MOUNT ZION, W.Va. -- Off the Big Otter exit of Interstate 79, out a winding two-lane road, on top of a grassy knoll sits a little piece of Americana from a bygone era. The Mt. Zion Drive-In Theater & Restaurant is a 90-minute drive from Charleston, but the relatively short trip is like traveling 50 years back in time.
Marshall and Virginia Bever bought the drive-in theater in 1979.
"That was the pinnacle of the drive-in era," recalls their daughter, Bonnie Sands, who works at the drive-in with her parents.
Originally from Craigsville, the Bevers were friends with the owner of the Craigsville Drive-In, a booming business in the late '70s. So when the Mount Zion drive-in, then known as Cook's Drive-In, became available, they made the move to Calhoun County. Sands remembered the family spending that first winter living in a room attached to the restaurant/snack bar.
In recent years, Sands said, there has been a resurgence of interest in drive-ins, but this newly rediscovered pleasure might be in jeopardy.
"There are rumors flying all around that we are going out of business because of the move toward digital prints. Do we plan to shut down? No. But if 35 mm film goes out of stock, yes, we would have to shut down. We wouldn't have a choice."
In many ways, Mt. Zion Drive-In holds tight to tradition. They still serve a large menu of movie fare, and the poles that once held the in-car speakers still divide the parking spaces. During intermission, they even show the "Ten Minute Clock," a short film that counts down the time remaining between movies with original drive-in ads from the '50s, '60s and '70s.
Over the years, Sands said, the drive-in has made many concessions to modernity. When CinemaScope came along, they accommodated the new wider movies by building wings onto the screen. And as sound technology advanced, they did away with the in-car speakers and installed an FM transmitter, which allowed patrons to listen to the stereo sound of their car speakers, or to bring radios and sit outside on lawn chairs.
But some advancements are just outside the realm of possibility for small operations like Mt. Zion.

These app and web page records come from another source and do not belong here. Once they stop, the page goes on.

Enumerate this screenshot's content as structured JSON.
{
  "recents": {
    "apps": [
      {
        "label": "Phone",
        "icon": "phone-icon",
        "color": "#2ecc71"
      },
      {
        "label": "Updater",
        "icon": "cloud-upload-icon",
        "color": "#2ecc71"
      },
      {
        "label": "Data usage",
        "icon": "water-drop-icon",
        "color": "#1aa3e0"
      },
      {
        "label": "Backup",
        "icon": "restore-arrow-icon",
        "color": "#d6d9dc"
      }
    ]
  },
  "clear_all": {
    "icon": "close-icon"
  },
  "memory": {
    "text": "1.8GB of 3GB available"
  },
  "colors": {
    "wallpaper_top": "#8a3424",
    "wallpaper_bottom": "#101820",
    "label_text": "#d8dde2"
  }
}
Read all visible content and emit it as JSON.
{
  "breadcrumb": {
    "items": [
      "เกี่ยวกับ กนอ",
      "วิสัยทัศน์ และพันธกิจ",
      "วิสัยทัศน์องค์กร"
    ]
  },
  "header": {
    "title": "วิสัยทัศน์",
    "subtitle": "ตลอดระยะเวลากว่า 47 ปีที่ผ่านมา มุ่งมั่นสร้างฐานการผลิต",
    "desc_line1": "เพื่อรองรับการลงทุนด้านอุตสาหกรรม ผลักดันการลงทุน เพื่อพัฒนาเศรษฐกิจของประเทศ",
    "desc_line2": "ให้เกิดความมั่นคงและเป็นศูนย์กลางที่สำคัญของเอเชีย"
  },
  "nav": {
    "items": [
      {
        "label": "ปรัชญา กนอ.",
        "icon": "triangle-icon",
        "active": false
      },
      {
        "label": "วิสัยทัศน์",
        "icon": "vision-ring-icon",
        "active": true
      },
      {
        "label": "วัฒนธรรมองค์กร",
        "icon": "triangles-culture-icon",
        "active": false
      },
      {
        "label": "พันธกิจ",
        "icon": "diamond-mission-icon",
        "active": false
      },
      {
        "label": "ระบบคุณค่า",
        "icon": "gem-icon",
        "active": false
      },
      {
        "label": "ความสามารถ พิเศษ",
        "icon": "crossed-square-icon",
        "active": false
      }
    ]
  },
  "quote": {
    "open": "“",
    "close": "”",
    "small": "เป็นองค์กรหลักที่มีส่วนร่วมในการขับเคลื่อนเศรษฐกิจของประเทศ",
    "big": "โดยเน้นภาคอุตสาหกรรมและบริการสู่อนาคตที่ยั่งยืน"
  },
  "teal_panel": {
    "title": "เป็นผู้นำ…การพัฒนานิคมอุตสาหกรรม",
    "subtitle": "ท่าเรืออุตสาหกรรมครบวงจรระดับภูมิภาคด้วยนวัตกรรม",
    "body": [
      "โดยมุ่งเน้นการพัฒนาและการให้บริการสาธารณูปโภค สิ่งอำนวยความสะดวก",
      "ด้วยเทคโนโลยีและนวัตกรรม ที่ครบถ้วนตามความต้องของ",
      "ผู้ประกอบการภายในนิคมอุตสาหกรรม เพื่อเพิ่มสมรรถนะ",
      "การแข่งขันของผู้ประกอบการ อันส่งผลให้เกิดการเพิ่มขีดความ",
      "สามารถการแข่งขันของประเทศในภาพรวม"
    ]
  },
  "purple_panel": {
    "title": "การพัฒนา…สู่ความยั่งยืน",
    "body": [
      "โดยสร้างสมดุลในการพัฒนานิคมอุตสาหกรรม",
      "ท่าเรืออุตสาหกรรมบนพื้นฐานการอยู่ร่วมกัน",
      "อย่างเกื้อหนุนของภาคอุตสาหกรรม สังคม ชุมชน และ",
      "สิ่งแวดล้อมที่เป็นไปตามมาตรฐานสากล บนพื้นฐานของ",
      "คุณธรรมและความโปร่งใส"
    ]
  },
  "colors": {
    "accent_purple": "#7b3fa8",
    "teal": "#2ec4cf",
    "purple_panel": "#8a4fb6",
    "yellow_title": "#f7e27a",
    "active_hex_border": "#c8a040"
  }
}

"Our films still come on reels, which are going out of style. It costs more money to create and ship those prints than the new digital hard drives," Sands said. She estimated it would cost $85,000 to upgrade from 35 mm film to digital. "We just don't make that kind of money," she said.
In December, IHS Screen Digest reported that distribution of 35 mm film would be phased out by the end of 2013. Some distributors, like Technicolor, began closing 35 mm film labs in May.
The answer to Mt. Zion's problem, and a few other drive-ins like it, may come from an unlikely source. The automaker Honda has stepped in to save a least a few of the country's drive-ins with a contest called Project Drive-In.
An assistant manager of Honda's public relations, Jessica Fini, said, "We got word that the drive-ins across the country had to switch to digital projectors this year. We're a car company, and drive-ins are a car-related piece of Americana. We thought it was a great connection."